● YOUR INSTRUCTIONS: Lines with the word "value" are the ones wanted. Copy each of them from the entries below.
------ RAW DATA ------
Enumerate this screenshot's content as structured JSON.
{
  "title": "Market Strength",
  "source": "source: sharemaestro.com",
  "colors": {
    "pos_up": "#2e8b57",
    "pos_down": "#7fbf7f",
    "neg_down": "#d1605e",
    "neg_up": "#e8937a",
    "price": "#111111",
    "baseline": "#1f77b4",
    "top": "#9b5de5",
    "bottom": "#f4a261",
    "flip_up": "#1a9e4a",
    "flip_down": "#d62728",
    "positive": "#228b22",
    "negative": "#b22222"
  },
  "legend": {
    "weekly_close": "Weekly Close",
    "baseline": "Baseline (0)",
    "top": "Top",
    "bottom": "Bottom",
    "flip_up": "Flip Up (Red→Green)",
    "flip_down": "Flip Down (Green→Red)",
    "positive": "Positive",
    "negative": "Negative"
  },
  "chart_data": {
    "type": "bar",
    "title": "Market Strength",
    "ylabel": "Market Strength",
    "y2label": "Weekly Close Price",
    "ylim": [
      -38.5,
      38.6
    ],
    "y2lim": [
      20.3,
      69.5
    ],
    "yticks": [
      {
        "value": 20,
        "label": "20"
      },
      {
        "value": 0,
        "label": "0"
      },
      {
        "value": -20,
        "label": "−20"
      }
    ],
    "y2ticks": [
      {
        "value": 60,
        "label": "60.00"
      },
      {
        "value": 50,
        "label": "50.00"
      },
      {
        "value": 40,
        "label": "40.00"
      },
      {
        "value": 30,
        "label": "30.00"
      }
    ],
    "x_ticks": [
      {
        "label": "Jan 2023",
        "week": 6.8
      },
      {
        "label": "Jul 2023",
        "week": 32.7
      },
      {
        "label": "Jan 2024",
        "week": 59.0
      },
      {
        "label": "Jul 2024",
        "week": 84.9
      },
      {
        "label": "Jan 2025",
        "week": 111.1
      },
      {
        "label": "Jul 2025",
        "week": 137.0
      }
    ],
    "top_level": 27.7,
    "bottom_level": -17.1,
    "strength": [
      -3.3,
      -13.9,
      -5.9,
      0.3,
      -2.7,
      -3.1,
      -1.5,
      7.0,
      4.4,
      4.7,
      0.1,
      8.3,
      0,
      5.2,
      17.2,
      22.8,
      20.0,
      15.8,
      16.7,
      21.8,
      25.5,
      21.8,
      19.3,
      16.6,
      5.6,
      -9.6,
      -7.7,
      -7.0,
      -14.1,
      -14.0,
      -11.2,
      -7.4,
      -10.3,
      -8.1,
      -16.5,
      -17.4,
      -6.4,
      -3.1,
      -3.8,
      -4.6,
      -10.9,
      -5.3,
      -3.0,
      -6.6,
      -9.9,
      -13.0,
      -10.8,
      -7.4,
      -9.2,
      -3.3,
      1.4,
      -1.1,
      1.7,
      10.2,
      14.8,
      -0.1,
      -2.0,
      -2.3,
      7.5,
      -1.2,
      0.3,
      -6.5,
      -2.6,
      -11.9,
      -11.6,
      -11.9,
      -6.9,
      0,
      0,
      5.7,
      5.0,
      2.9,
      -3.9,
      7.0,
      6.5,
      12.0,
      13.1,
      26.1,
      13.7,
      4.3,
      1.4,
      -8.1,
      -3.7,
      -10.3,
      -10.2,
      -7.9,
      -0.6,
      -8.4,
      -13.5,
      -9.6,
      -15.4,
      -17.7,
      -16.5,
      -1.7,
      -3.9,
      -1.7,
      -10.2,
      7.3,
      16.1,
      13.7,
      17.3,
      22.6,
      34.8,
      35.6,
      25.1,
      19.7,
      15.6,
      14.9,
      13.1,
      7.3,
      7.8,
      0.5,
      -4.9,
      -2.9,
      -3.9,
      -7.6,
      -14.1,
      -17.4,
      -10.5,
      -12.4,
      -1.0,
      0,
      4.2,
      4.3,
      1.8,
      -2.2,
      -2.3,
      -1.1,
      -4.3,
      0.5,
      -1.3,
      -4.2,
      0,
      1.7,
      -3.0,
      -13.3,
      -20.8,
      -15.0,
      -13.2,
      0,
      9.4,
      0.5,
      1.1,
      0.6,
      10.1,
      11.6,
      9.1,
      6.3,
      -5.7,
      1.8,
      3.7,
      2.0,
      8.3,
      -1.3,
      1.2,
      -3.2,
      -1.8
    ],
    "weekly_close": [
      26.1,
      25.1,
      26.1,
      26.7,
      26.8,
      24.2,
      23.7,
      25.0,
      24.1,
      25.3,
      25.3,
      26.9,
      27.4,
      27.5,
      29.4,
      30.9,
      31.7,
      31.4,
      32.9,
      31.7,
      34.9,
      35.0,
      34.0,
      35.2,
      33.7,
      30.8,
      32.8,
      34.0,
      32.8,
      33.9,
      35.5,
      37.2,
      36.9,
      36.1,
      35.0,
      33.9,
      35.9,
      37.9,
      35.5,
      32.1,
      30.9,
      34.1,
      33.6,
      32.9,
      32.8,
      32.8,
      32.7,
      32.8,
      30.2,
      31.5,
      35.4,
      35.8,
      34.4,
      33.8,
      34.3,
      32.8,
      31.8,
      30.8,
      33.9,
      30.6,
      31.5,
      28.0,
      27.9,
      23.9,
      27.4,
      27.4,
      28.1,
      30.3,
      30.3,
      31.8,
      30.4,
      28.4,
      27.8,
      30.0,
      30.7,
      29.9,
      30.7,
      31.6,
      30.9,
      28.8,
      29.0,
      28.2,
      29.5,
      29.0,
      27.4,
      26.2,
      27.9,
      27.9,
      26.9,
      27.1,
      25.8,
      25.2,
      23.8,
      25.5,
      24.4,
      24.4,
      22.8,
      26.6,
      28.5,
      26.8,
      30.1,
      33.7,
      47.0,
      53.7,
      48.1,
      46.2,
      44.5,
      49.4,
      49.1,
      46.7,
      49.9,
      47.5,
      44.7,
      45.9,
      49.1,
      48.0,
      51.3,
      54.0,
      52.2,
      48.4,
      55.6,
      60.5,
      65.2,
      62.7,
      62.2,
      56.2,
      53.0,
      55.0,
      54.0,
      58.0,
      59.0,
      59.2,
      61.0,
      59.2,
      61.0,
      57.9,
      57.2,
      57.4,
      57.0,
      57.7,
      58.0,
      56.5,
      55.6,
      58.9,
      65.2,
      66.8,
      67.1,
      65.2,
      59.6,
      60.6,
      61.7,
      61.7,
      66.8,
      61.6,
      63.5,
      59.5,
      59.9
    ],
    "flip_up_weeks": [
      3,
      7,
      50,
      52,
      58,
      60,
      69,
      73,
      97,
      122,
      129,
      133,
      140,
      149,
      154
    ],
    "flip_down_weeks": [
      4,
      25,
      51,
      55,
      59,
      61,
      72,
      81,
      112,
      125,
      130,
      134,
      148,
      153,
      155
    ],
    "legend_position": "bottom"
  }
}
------
● WRITTEN SOLUTION:
        "value": 20,
        "value": 0,
        "value": -20,
        "value": 60,
        "value": 50,
        "value": 40,
        "value": 30,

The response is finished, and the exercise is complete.